A pleasant stride along the tree-lined viale dei Martiri follows, until I get to Garage Nardini, the new spot opened by the brand just outside the city walls. 


Airy, bright, with a high-ceiling luminous inner courtyard lined with poufs and industrial-style tables, plus an upstairs dining area with oak, leather and powder-blue accents, this eatery-cum-cocktail bar attracts younger crowds at all times of day, no matter whether hungry, thirsty or both. The atmosphere is quintessentially millennial, with a mix of aesthetically pleasing and laid back. From the food menu, bar options such as fritti, sandwiches and salads sit alongside Venetian-inspired cicchetti. I crave greens and find them. From their nourished list of cocktails, I see some non-alcoholic options and almost feel sheepish choosing one, but eventually order a refreshing Memento with no regrets.


Rain meets me as I exit. So, I rewrite part of the program to visit the Grappa Poli Museum and the Ceramic Museum of Palazzo Sturm – grappa and ceramics being two clear interests of mine – though Museo Hemingway or the Museo Civico are also good options for history and art. At Poli, the experience of passing underneath the tall gate framed by some massive copper pipes is already part of the charm. I opt for the visit with a tasting of 5 products and as I stroll through the five rooms staged with old distillers and alembic stills, I learn about the craft and history of this much-loved product now produced and consumed well outside its native town. 


At Palazzo Sturm, among antique, hand-painted ceramics and etchings, I relive the shiny heritage Bassano had in these two crafts until very recently. The many flowery, lace-like pots and plates catch my eye and make me wonder whether my own collection of plates and cups is a bit too minimal and could use some more frills for a change. On the terrace, dominated by a big metal rhino shining in the sun, the views are just breath-taking, with the storm clouds moving away towards Monte Grappa, and the sky regaining its summery shade of blue. 


For a pre-dinner drink, I go to Officina. The young crowd of bartenders is warm and chatty and walk me through their interesting selection of wines by the glass, many featuring small producers and labels hailing from far-flung regions, and their inviting range of crostini. A glass of crisp Sauvignon and a small toast with raw shrimp, burrata and pesto arrive at my table while I’m busy looking at the colourful collection of vintage phones decorating the walls. 

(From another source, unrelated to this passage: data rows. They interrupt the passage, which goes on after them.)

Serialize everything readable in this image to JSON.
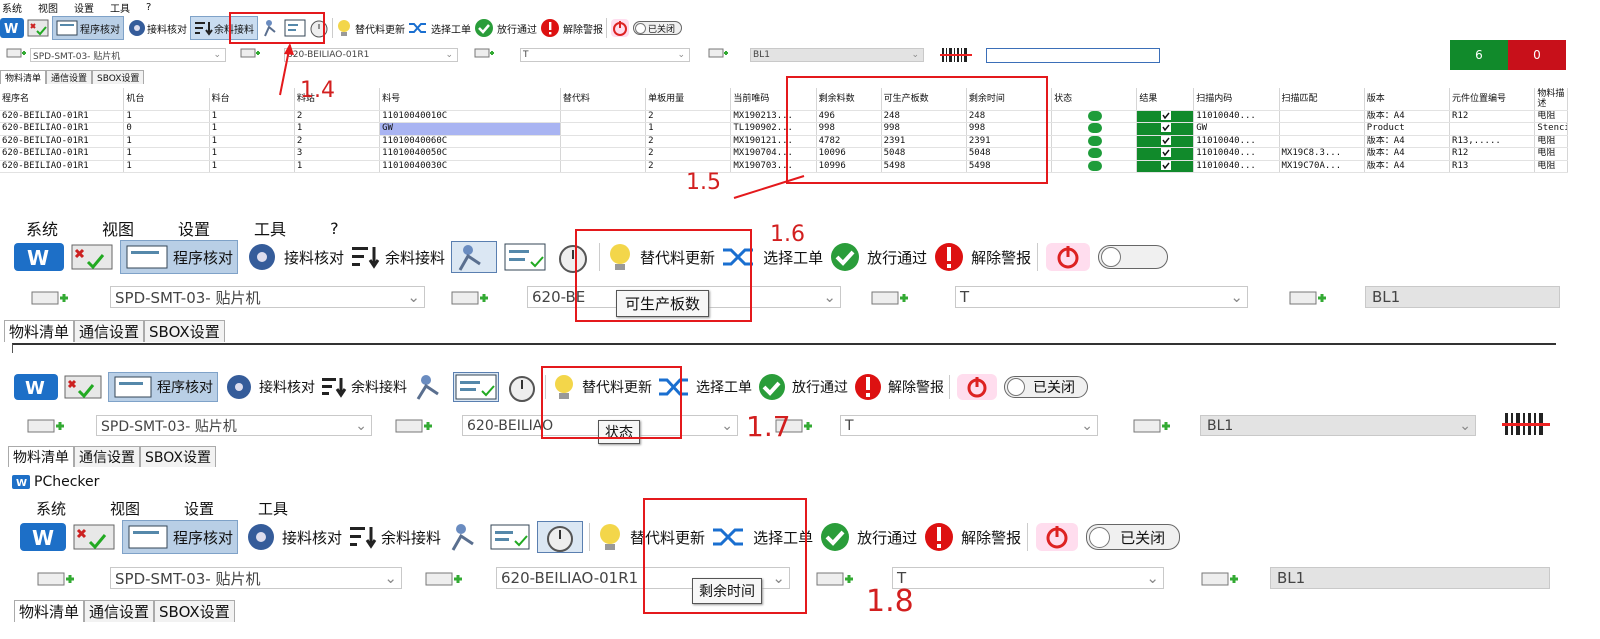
{
  "menu": [
    "系统",
    "视图",
    "设置",
    "工具",
    "?"
  ],
  "toolbar": {
    "program_check": "程序核对",
    "splice_check": "接料核对",
    "splice_check_short": "接料核对",
    "remaining_splice": "余料接料",
    "alt_update": "替代料更新",
    "select_wo": "选择工单",
    "release_pass": "放行通过",
    "clear_alarm": "解除警报",
    "toggle_off": "已关闭"
  },
  "combos": {
    "machine": "SPD-SMT-03- 贴片机",
    "program": "620-BEILIAO-01R1",
    "program_cut_6": "620-BE",
    "program_cut_7": "620-BEILIAO",
    "program_cut_8": "620-BEILIAO-01R1",
    "side": "T",
    "line": "BL1"
  },
  "tabs": [
    "物料清单",
    "通信设置",
    "SBOX设置"
  ],
  "counters": {
    "pass": "6",
    "fail": "0"
  },
  "app_title": "PChecker",
  "table": {
    "headers": [
      "程序名",
      "机台",
      "料台",
      "料站",
      "料号",
      "替代料",
      "单板用量",
      "当前唯码",
      "剩余料数",
      "可生产板数",
      "剩余时间",
      "状态",
      "结果",
      "扫描内码",
      "扫描匹配",
      "版本",
      "元件位置编号",
      "物料描述"
    ],
    "rows": [
      [
        "620-BEILIAO-01R1",
        "1",
        "1",
        "2",
        "11010040010C",
        "",
        "2",
        "MX190213...",
        "496",
        "248",
        "248",
        "",
        "",
        "11010040...",
        "",
        "版本：A4",
        "R12",
        "电阻"
      ],
      [
        "620-BEILIAO-01R1",
        "0",
        "1",
        "1",
        "GW",
        "",
        "1",
        "TL190902...",
        "998",
        "998",
        "998",
        "",
        "",
        "GW",
        "",
        "Product",
        "",
        "Stencil"
      ],
      [
        "620-BEILIAO-01R1",
        "1",
        "1",
        "2",
        "11010040060C",
        "",
        "2",
        "MX190121...",
        "4782",
        "2391",
        "2391",
        "",
        "",
        "11010040...",
        "",
        "版本：A4",
        "R13,.....",
        "电阻"
      ],
      [
        "620-BEILIAO-01R1",
        "1",
        "1",
        "3",
        "11010040050C",
        "",
        "2",
        "MX190704...",
        "10096",
        "5048",
        "5048",
        "",
        "",
        "11010040...",
        "MX19C8.3...",
        "版本：A4",
        "R12",
        "电阻"
      ],
      [
        "620-BEILIAO-01R1",
        "1",
        "1",
        "1",
        "11010040030C",
        "",
        "2",
        "MX190703...",
        "10996",
        "5498",
        "5498",
        "",
        "",
        "11010040...",
        "MX19C70A...",
        "版本：A4",
        "R13",
        "电阻"
      ]
    ]
  },
  "annotations": {
    "a14": "1.4",
    "a15": "1.5",
    "a16": "1.6",
    "a17": "1.7",
    "a18": "1.8"
  },
  "tooltips": {
    "t16": "可生产板数",
    "t17": "状态",
    "t18": "剩余时间"
  },
  "colors": {
    "active": "#b9cfe6",
    "red_annot": "#e4191c",
    "pass_green": "#118a2b",
    "fail_red": "#c8101a"
  }
}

For dinner, I return to Ottone for a bowl of the bigoli I didn’t have the day before, though, having had the energy to walk back to the other side of the river, I would have certainly hit the fun-looking Teochef, where their barbecued meats come highly recommended. 


Lucky for me, by the time I finish dinner I’m only a few steps away from a premium nightcap experience at Palazzo delle Misture. There, taking a seat at the bar of what looks like the most stunning, Belle Epoque style palazzo in town, I get right into the early-century atmosphere and I’m met by Gianluca Camazzola, the owner and mixologist extraordinaire, whose wealth of knowledge spans from the history of absinth to the name of bartenders who worked in New Orleans through the last century. You don’t drink cocktails here, but misture – the Italian for mixed drinks – and you choose them from a nourished menu filled with details, anecdotes and trivia on how the drinks came to be and why they made it on the list. I am offered a new entry, the Timo Rosso, made with Sardinian Vermouth and garnished with a sprig of thyme. Perfectly refreshing and bitter enough to quench my thirst, it’s the best way to wave goodbye to this perfect weekend in this utmost perfect town. 


Until next time.




I was blessed with the hospitality of a dear friend who is a local to the city. To feel equally at home, sleep like a baby, and enjoy the warmth of a family-style hospitality, look no further than Le 33, just by Palazzo Sturm.